The nurse then makes an initial evaluation and directs patients to the appropriate specialized unit, whether that is prompt, urgent, or rapid assessment care, or pediatric care. Prompt care is for minor injuries, such as a sprained ankle. Urgent care is for severe illnesses that could result in hospital admission. Rapid assessment is what the hospital calls a "resource-intensive process" in which studies and tests are done, and then a patient is moved to a private area for treatment decisions.
Patients also are moving quicker through the ED, says Zimmer. Since 2005, the door-to-doc time decreased from about 45–50 minutes to 20–25 minutes in 2013, he says. In the meantime, he says "length of stay dropped 40 minutes" from 344 minutes to 304 minutes, based on Hospital Compare data.
According to Hospital Compare, the average time a patient spent in the ED before they were seen by a healthcare professional at St. Mary was 28 minutes in 2012, while the state average was 31 minutes and the national average was 30 minutes.
Just getting to the point of initiating the split-flow model was complicated, Zimmer says.
The hospital embarked on a six-month plan that focused on workflow process redesign, which involved 30 employees, including staff interacting with the ED, lab, floor nurses, physician assistants, and leadership, Zimmer adds.
St. Mary initiated the changes after reviews by hospital leadership and staff. It was an exhausting and

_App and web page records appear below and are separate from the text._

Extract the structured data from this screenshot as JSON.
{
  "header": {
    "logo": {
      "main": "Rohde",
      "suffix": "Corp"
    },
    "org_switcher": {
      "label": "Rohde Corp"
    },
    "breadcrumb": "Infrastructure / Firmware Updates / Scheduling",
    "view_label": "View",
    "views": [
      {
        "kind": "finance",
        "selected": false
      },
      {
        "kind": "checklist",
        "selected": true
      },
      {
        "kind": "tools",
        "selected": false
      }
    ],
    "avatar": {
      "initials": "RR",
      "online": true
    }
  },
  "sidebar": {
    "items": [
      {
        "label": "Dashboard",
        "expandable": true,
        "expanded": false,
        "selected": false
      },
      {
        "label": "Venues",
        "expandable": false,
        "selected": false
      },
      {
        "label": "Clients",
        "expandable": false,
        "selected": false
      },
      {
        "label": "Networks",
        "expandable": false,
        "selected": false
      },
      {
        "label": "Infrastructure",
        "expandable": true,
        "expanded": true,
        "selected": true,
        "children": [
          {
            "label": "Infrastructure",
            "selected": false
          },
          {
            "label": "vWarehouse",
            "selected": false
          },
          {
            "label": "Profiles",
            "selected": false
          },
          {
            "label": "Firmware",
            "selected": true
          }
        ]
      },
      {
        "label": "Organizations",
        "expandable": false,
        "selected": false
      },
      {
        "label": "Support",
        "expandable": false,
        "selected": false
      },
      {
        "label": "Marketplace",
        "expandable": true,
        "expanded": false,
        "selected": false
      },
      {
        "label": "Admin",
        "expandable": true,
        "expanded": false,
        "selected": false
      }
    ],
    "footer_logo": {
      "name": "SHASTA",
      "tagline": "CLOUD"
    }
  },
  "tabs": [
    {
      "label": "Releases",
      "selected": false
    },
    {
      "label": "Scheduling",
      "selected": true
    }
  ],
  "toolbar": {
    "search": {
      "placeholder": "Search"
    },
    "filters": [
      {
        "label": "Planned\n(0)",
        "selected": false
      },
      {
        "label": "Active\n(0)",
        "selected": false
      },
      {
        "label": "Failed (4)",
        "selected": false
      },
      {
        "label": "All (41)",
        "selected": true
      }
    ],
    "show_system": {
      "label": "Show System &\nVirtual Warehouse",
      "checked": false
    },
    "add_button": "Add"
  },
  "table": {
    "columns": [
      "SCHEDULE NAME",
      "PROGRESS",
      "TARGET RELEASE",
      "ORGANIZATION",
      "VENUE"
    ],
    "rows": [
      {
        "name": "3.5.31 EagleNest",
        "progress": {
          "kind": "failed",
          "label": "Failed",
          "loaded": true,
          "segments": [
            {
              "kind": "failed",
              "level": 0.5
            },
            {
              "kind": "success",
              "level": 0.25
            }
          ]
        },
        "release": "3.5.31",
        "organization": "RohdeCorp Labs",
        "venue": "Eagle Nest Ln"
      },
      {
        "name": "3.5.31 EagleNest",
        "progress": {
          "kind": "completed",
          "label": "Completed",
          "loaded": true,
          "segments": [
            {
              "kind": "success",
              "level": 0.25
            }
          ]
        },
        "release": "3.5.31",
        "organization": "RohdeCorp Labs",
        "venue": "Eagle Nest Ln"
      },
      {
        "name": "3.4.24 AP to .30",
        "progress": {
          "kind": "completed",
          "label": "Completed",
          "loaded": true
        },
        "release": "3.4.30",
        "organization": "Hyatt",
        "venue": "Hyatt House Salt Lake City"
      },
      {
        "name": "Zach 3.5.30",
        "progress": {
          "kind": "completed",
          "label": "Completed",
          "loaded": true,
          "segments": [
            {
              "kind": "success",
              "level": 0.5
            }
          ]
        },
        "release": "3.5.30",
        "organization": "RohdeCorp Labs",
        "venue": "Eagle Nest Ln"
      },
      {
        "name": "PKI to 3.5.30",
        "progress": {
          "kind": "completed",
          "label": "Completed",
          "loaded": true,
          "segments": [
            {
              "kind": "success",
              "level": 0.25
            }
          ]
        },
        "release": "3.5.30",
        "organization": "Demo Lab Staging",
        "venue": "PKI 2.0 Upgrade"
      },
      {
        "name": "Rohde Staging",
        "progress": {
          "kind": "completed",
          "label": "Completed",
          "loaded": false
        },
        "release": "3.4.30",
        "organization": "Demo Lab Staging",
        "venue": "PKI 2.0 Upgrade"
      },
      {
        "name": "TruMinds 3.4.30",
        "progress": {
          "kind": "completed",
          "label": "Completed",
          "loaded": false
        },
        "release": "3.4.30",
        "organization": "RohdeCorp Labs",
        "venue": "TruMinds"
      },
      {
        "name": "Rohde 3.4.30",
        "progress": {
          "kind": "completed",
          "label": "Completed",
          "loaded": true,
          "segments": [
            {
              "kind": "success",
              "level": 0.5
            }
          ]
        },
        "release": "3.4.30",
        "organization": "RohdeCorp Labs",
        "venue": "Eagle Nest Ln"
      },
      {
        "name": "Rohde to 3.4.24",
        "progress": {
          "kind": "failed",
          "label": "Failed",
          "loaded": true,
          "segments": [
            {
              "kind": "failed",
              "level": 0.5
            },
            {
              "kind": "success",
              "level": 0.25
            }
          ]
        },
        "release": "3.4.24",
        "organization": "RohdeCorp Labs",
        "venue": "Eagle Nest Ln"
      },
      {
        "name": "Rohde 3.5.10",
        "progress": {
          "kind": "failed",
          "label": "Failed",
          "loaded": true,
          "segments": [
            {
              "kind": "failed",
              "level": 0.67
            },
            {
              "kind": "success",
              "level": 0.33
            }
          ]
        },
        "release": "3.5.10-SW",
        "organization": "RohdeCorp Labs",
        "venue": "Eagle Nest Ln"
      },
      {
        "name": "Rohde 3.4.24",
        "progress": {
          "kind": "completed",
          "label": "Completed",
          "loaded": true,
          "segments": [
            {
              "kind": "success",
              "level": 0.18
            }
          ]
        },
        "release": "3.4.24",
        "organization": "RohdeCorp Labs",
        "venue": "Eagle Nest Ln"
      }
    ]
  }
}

sometimes aggravating cultural shift, he says. In a two-day Lean workflow analysis, hospital officials whittled down what had been a lengthy process—68 steps from when a patient arrived until care was completed—to about 48 steps, he says.
"During those two days, we retooled people's jobs," Zimmer adds. "Some people were unhappy, but we listened to their concerns. There were some sleepless nights. But the process wasn't designed in a vacuum; it involved staff, and that was the key. There was an attitude, 'We can do this,' and we all pushed each other. We also had many site visits in ancillary departments that were impacted."
Zimmer says the hospital worked to "adopt a really different way of thinking. We really hardwired the process and didn't allow people to deviate from it." Eventually, the champions of change—including nurses and physicians who were "process owners of the change"—narrowed down the pool of ideas to those that could be implemented, he says.
"The basic concept of sorting out the middle-acuity patients was the key to our success," Zimmer says. "We committed ourselves to continue to evolve the process."
Success key No. 2: Bed control
Keeping tabs on hospital bed usage—how many patients are on the floor, who is ready to be discharged, what kind of patients are arriving—helps hospital personnel efficiently process patients from the ED to other areas of the healthcare facility.
Several years ago, Ingalls Memorial Hospital "didn't have a strong process in place for bed control," says Mikos, the CNO who oversees the ED and projects designed to increase hospital efficiencies. "It might have taken three hours to find a bed."
Implementing an electronic bed request system has significantly improved the hospital's ability to coordinate care for patients, especially those transferred as inpatients from the ED. A computer system monitors the beds and determines which ones are open, filled, or need to be cleaned. "Having an electronic bed management system has drastically improved the hospital's ability to find a range of beds and coordinate care," Mikos says.
Bed control. Central transportation. Housekeeping. "It all ties together; all three are important," she says.
The hospital receives about 49,000 visits a year to its 26-bed ED, an increase of 7,000 from five years ago. During that period, the hospital reduced its ED length of stay from 335 minutes to about 200 minutes. Mikos attributes the results to what she termed improved efficiencies in the hospital's ED throughput, especially its bed request or "tele-tracking" system.